A few years ago, Steve Thomas could have never predicted that a background in newspaper graphics and a love of Gen Con would lead to Zazzle holiday Gift Center fame. His “Visit Mars” poster is now featured on our Space Cadet Gift Center section (all you galaxy geeks, be sure to check it out). Steve shared with us how he combines space travel, science fiction, imagination and WPA poster art into the planetary creations you see on his store site.
I have a background in informational graphics and graphic illustration. I spent 14 years handling graphics for every part of a newspaper, specializing in charts, cutaway views of products and maps.

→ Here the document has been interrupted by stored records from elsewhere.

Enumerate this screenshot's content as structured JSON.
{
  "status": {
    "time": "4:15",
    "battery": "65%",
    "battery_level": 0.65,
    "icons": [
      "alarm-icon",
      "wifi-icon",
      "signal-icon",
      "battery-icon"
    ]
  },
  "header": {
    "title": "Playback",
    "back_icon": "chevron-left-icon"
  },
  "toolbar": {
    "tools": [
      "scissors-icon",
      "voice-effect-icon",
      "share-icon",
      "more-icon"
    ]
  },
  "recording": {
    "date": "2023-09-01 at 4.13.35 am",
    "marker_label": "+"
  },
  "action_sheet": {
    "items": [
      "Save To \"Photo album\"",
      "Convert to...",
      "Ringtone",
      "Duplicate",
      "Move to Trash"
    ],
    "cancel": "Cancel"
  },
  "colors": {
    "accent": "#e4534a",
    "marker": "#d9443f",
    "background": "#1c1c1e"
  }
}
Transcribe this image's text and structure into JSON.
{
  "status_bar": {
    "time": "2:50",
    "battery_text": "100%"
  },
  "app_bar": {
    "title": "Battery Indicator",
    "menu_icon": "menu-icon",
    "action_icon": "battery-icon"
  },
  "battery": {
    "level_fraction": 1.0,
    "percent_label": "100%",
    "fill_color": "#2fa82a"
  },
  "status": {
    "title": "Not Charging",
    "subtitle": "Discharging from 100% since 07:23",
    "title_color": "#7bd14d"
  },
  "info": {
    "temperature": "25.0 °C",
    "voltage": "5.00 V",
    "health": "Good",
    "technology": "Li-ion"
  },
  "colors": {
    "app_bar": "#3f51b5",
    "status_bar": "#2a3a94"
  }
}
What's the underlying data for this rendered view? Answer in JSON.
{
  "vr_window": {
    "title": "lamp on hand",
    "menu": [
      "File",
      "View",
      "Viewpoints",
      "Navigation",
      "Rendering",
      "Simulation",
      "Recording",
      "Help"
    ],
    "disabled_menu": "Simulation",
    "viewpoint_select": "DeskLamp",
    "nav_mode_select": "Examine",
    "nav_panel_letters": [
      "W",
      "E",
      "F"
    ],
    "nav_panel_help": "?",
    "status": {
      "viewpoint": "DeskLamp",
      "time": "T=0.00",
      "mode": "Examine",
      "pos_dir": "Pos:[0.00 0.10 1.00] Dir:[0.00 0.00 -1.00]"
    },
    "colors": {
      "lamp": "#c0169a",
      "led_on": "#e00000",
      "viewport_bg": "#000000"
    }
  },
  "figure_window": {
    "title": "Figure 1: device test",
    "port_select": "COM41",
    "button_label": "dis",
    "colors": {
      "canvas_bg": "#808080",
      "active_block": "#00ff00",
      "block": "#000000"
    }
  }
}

Gen Con came around one year, and I wanted to set up an artist booth at the event. I had never done anything like this before, but I was determined to figure out how I could combine fantasy with space travel, but also still retain mass appeal. I sketched out the Mars and Venus travel posters, and they got so much attention that I decided to do all of the other planets. Some bloggers found my designs (picked up in the “geek art section”), which helped build buzz.
Having a poster of just a painted dragon or simple space scene wasn’t enough for me. I decided to add one extra layer on top of my art, in the style of the old WPA propaganda posters used during FDR’s New Deal era. These posters are in bold, art deco-style and were used in everything from war propaganda to wildlife education.

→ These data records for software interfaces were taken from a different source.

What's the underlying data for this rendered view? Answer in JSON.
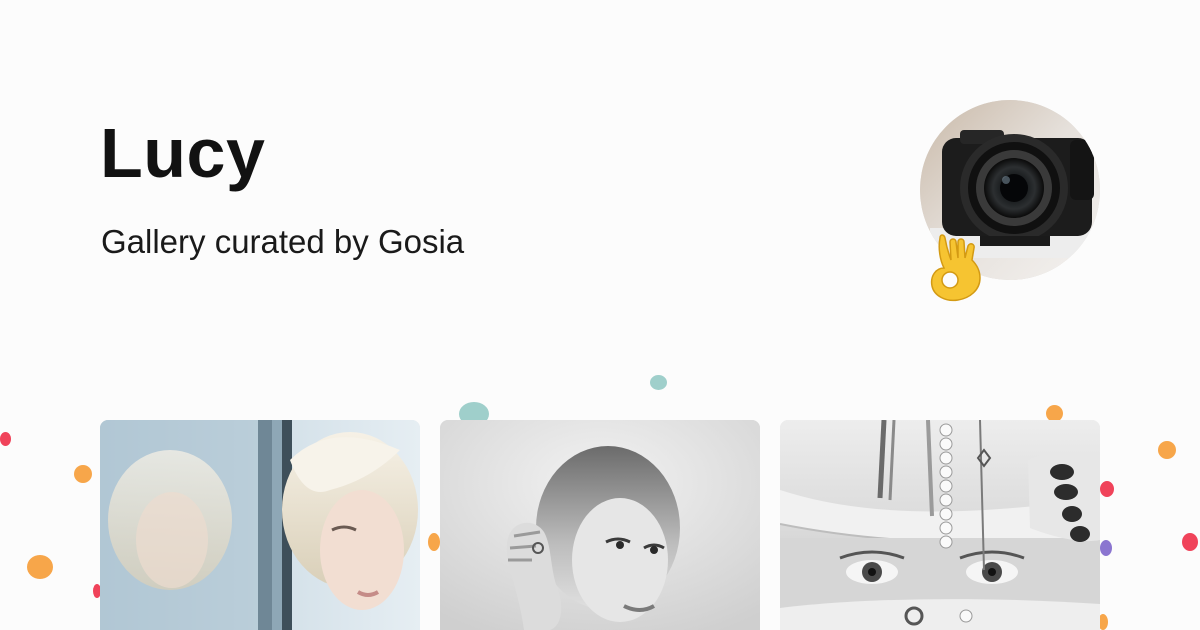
{
  "profile": {
    "name": "Lucy",
    "subtitle": "Gallery curated by Gosia"
  },
  "avatar": {
    "icon": "camera-photo",
    "badge_emoji": "ok-hand"
  },
  "gallery": {
    "photos": [
      {
        "icon": "photo-window-reflection"
      },
      {
        "icon": "photo-portrait-hand"
      },
      {
        "icon": "photo-bracelets-eyes"
      }
    ]
  },
  "colors": {
    "background": "#fcfcfc",
    "text": "#121212",
    "confetti_orange": "#f7a64a",
    "confetti_red": "#f0435a",
    "confetti_teal": "#9fcfcb",
    "confetti_purple": "#8b75d0"
  }
}
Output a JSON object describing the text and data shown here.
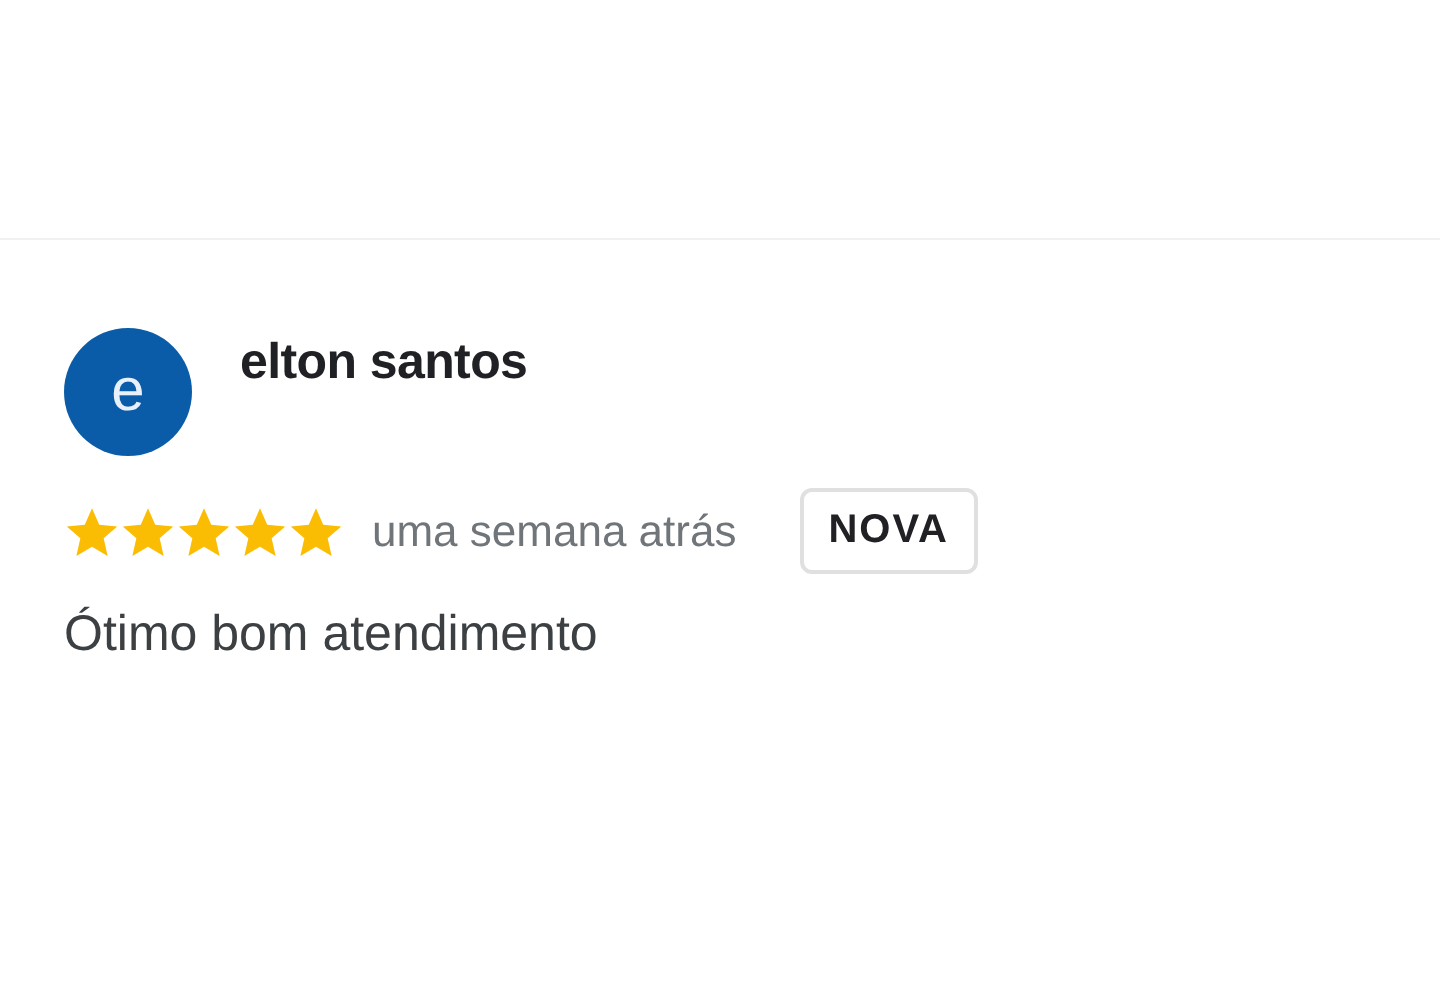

I usually start out with a thumbnail sketch in my notebook and then I move on to gathering backdrop images of mountains or old retro rockets. I start on my computer, usually Illustrator and then I take the piece into photoshop. The products that work best for my designs tend to be posters and t-shirts, but if someone requests my designs on another product, I’m happy to do it. I just finished a Transylvania travel-themed poster and one about the North Pole.
If I have any tips for other designers, it would be to put the designs that you personally find interesting on products, and also have patience and persistence. When I first started on Zazzle, I just threw anything I could onto t-shirts and posters and they weren’t selling. And for good reason — the designs really weren’t that interesting. The moment I combined passion with quality was when everything really started to take off.